Wet feet also inspired Valenzuela’s switch to sandals during a 1995 SOBO thru-hike of the AT. “You get very wet on the AT, from rain and streams, and my feet were soaked. Heading south, I kept asking NOBOs, ‘What do you do to keep your feet dry?’ They said, ‘You don’t,’ ” he remembers. “I was so sick of being wet, getting blisters, and my boots taking forever to dry out.”
Valenzuela bought a pair of Tevas—“Sort of a cross between a shoe and sandal”—in Virginia and never looked back. Today he wears (and is sponsored by) Luna Sandals.
Wearing sandals tends to slow a hiker’s pace, if only slightly. But that can be a good thing, some enthusiasts say.
“I think I take much more deliberate steps, because you can jam a toe or kick a rock if you aren’t careful. Overall, I think that helps my knees and joints,” Miller says.
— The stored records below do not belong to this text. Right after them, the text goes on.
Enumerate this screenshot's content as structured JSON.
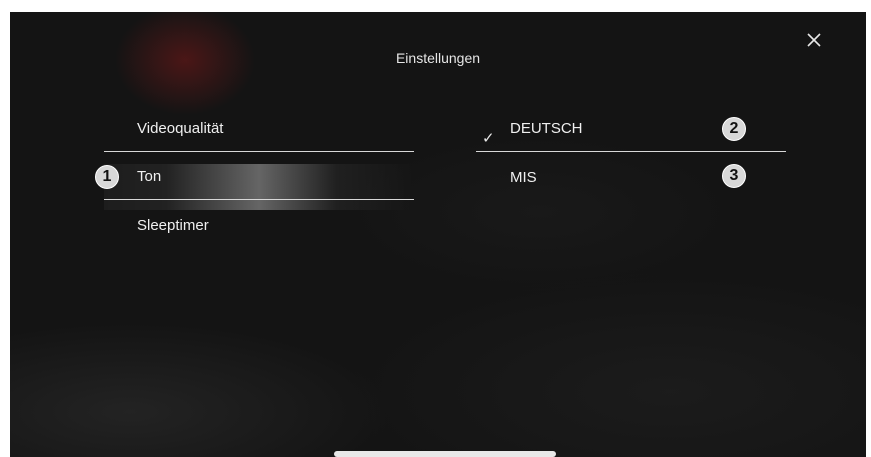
{
  "header": {
    "title": "Einstellungen"
  },
  "close_icon": "close-icon",
  "left_menu": {
    "items": [
      {
        "label": "Videoqualität"
      },
      {
        "label": "Ton",
        "badge": "1",
        "selected": true
      },
      {
        "label": "Sleeptimer"
      }
    ]
  },
  "right_menu": {
    "items": [
      {
        "label": "DEUTSCH",
        "checked": true,
        "check_glyph": "✓",
        "badge": "2"
      },
      {
        "label": "MIS",
        "badge": "3"
      }
    ]
  },
  "colors": {
    "background": "#141414",
    "text": "#f0f0f0",
    "divider": "#d8d8d8",
    "badge": "#d8d8d8"
  }
}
Bosarge says hiking in sandals makes him feel connected to the trail. “I feel very nimble on my feet,” he says. “Climbing mountains just feels natural. It allows your foot to move, all those bones in there, to grip rocks and logs almost like it’s a hand.”
He also discovered an unexpected aesthetic advantage to sandals: “I loved the tan line they gave me.” Bishop agrees: “Very cool dirt lines.”
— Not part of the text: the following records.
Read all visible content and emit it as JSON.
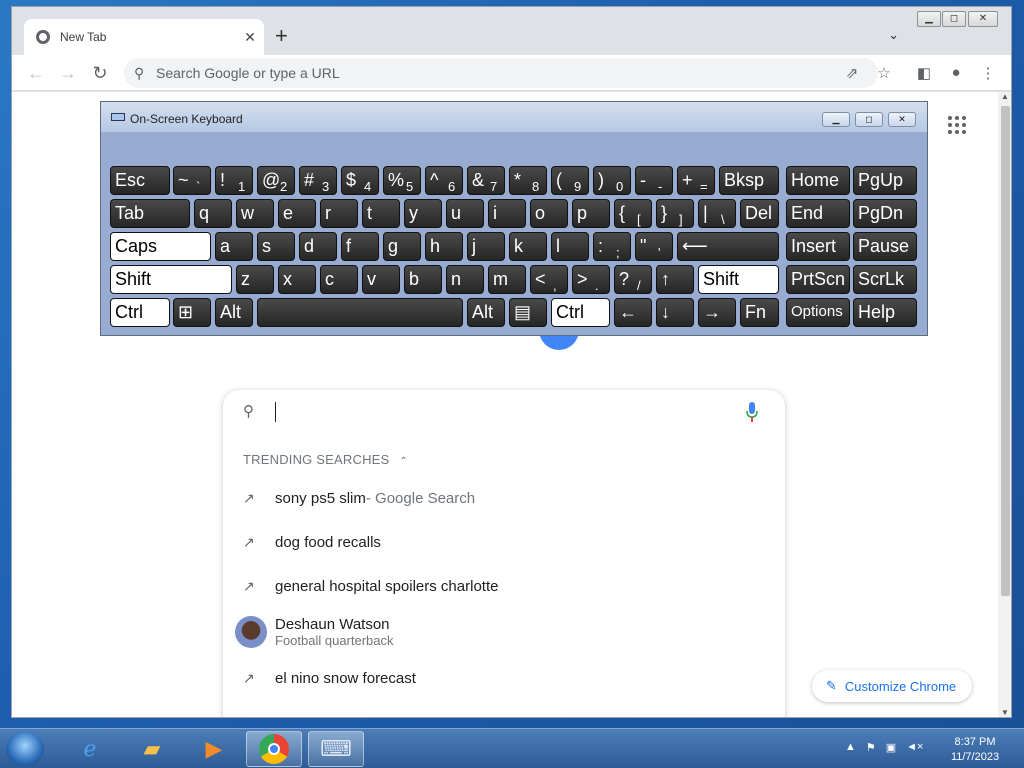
{
  "browser": {
    "tab_title": "New Tab",
    "omnibox_placeholder": "Search Google or type a URL"
  },
  "osk": {
    "title": "On-Screen Keyboard",
    "keys": {
      "esc": "Esc",
      "tilde": "~",
      "tilde_sub": "`",
      "k1": "!",
      "k1s": "1",
      "k2": "@",
      "k2s": "2",
      "k3": "#",
      "k3s": "3",
      "k4": "$",
      "k4s": "4",
      "k5": "%",
      "k5s": "5",
      "k6": "^",
      "k6s": "6",
      "k7": "&",
      "k7s": "7",
      "k8": "*",
      "k8s": "8",
      "k9": "(",
      "k9s": "9",
      "k0": ")",
      "k0s": "0",
      "minus": "-",
      "minus_s": "-",
      "plus": "+",
      "plus_s": "=",
      "bksp": "Bksp",
      "home": "Home",
      "pgup": "PgUp",
      "tab": "Tab",
      "q": "q",
      "w": "w",
      "e": "e",
      "r": "r",
      "t": "t",
      "y": "y",
      "u": "u",
      "i": "i",
      "o": "o",
      "p": "p",
      "lbr": "{",
      "lbr_s": "[",
      "rbr": "}",
      "rbr_s": "]",
      "pipe": "|",
      "pipe_s": "\\",
      "del": "Del",
      "end": "End",
      "pgdn": "PgDn",
      "caps": "Caps",
      "a": "a",
      "s": "s",
      "d": "d",
      "f": "f",
      "g": "g",
      "h": "h",
      "j": "j",
      "k": "k",
      "l": "l",
      "colon": ":",
      "colon_s": ";",
      "quote": "\"",
      "quote_s": "'",
      "enter": "⟵",
      "insert": "Insert",
      "pause": "Pause",
      "shift": "Shift",
      "z": "z",
      "x": "x",
      "c": "c",
      "v": "v",
      "b": "b",
      "n": "n",
      "m": "m",
      "lt": "<",
      "lt_s": ",",
      "gt": ">",
      "gt_s": ".",
      "q_mark": "?",
      "q_mark_s": "/",
      "up": "↑",
      "shift_r": "Shift",
      "prtscn": "PrtScn",
      "scrlk": "ScrLk",
      "ctrl": "Ctrl",
      "win": "⊞",
      "alt": "Alt",
      "alt_r": "Alt",
      "menu": "▤",
      "ctrl_r": "Ctrl",
      "left": "←",
      "down": "↓",
      "right": "→",
      "fn": "Fn",
      "options": "Options",
      "help": "Help"
    }
  },
  "search": {
    "trending_label": "TRENDING SEARCHES",
    "items": [
      {
        "text": "sony ps5 slim",
        "suffix": " - Google Search"
      },
      {
        "text": "dog food recalls"
      },
      {
        "text": "general hospital spoilers charlotte"
      },
      {
        "text": "Deshaun Watson",
        "subtitle": "Football quarterback"
      },
      {
        "text": "el nino snow forecast"
      }
    ]
  },
  "customize_label": "Customize Chrome",
  "clock": {
    "time": "8:37 PM",
    "date": "11/7/2023"
  }
}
The Flip Side of Long-Distance Hiking in Sandals
But even ardent enthusiasts acknowledge that sandal-hiking isn’t for everybody. There are plenty of downsides, including:
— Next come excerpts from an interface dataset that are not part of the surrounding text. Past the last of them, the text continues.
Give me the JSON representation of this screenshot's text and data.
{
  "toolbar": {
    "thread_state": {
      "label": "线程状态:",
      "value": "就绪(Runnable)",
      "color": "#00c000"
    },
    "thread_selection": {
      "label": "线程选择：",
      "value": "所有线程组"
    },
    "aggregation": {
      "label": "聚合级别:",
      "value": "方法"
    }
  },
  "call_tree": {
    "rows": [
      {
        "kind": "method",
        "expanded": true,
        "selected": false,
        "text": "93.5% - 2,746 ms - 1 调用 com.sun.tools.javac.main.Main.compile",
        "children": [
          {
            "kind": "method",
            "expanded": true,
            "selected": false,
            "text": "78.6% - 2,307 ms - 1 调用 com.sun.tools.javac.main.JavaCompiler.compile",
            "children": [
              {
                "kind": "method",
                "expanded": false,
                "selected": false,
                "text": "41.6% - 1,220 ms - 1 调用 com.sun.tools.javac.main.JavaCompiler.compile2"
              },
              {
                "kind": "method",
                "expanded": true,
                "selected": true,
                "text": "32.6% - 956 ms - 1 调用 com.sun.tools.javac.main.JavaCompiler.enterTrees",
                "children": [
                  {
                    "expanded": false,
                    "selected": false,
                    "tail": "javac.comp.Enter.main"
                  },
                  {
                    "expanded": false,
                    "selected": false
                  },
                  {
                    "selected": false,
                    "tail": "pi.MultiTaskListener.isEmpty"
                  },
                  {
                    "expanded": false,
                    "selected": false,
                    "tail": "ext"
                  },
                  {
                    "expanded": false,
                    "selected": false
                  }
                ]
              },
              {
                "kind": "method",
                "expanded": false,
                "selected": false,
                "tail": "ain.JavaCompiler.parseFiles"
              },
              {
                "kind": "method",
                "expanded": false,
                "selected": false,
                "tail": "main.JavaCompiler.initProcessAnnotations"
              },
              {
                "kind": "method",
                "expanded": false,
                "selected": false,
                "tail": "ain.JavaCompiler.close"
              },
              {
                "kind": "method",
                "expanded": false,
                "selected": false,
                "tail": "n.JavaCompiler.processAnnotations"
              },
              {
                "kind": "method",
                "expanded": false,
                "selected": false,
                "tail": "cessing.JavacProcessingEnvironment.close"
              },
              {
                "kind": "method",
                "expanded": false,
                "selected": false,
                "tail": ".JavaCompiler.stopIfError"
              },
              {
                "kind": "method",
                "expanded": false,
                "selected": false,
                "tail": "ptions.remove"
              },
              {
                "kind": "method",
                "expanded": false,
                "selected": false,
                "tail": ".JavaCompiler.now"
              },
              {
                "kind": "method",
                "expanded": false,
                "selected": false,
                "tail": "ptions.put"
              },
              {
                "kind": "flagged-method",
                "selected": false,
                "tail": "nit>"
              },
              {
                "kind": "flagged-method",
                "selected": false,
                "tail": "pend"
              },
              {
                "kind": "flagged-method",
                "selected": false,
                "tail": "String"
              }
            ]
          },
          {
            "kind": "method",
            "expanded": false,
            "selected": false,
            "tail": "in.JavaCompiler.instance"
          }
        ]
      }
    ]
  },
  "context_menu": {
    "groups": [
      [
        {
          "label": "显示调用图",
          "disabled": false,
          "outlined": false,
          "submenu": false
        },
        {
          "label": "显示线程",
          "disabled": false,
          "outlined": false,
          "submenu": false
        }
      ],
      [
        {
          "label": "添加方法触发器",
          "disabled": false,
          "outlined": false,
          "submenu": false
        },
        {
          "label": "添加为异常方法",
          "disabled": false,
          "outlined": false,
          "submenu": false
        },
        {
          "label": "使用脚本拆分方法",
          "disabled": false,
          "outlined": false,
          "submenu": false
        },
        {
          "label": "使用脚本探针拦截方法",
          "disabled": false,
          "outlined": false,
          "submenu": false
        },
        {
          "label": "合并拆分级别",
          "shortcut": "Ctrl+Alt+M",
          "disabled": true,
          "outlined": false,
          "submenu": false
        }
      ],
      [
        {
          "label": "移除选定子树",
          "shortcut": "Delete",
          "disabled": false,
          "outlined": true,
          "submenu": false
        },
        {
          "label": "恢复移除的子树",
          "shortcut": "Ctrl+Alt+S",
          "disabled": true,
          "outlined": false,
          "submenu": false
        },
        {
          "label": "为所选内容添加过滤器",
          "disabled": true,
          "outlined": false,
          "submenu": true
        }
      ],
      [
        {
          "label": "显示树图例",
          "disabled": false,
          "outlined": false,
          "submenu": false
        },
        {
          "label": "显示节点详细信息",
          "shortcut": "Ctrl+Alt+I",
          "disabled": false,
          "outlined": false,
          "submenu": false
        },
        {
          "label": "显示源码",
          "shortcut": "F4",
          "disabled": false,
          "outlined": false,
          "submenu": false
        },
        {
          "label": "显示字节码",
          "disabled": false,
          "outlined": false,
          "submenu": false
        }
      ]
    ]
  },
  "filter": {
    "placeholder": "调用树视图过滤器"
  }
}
Slower pace, lower miles. “The limiting factor in how far I could hike in a day was not my heart or muscles or endurance, but taking care of my feet,” Bosarge says.
Dry skin. “My feet got super dry and my heels started to crack around Big Bear,” Bishop says. “I taped my heels with either a climbOn Bar or Gold Bond lotion on my feet like a salve.”
Tripping. “I think it added to my uneasiness on rock scrambles, because you can easily catch the top of the sandals while climbing,” Mayr says.
Injury. Valenzuela has dislocated and broken toes while hiking and running in sandals. “There is a steep learning curve,” he says. “You can’t just bomb through rocks like you can in boots and shoes.”
Grit, sticks and pebbles. Get used to stopping from time to time to shake things out. “Walking in sand sucked,” Bishop says.
Plants and animals. “If you don’t wear socks you’re more vulnerable to things like poison ivy or bug bites,” Bennett says. Not to mention poodle dog bush and snakes.
Frozen toes. You can wear socks in cold weather, but sometimes that isn’t enough. Valenzuela has permanent nerve damage in a couple of toes from exposure to cold.
“Stick jamming.” That’s what my AT trail pals and I call the ridiculous, yet surprisingly common, phenomena that occurs when your lead foot pins down a sharp stick at the exact angle to stab your other foot as it swings by, which can hurt even in shoes. “It does not feel good to impale your foot on a twig,” Bennett says.
Foot drain. “At the beginning of my commitment to sandals my toes were extremely tired and fatigued, I guess from gripping the sole,” Mayr says.
Brain drain. Sandal hiking requires constant concentration. “It can be so mentally exhausting to have to pay attention to every step,” Bosarge says.
Despite all that, many hikers remain dedicated to their sandals. “I’m planning on doing the PCT in 2020, hopefully in sandals, although I haven’t decided what kind,” Mayr says.
Bennett says she has no choice: “I can’t hike more than three or four miles wearing any other shoes before the pain becomes unbearable, but I can walk all day in Chacos.”
Miller says he sees no reason to go back: “Wearing sandals, I’ve never had a day where I thought, ‘Oh man, my feet are more sore than with shoes.’ ”
On the other hand, Bosarge plans to limit his sandal miles when he returns for a second AT hike with his fiancée (aka Dragonfly, whom he met at Fingerboard Shelter in New York during his 2016 AT thru-hike) at the end of his Air Force service in two years.
“I’m going to wear a lightweight trail shoe, mostly so I can move faster. I’m interested in the ones Xero is making now,” he says. “But I’ll bring sandals, too, and switch back and forth.”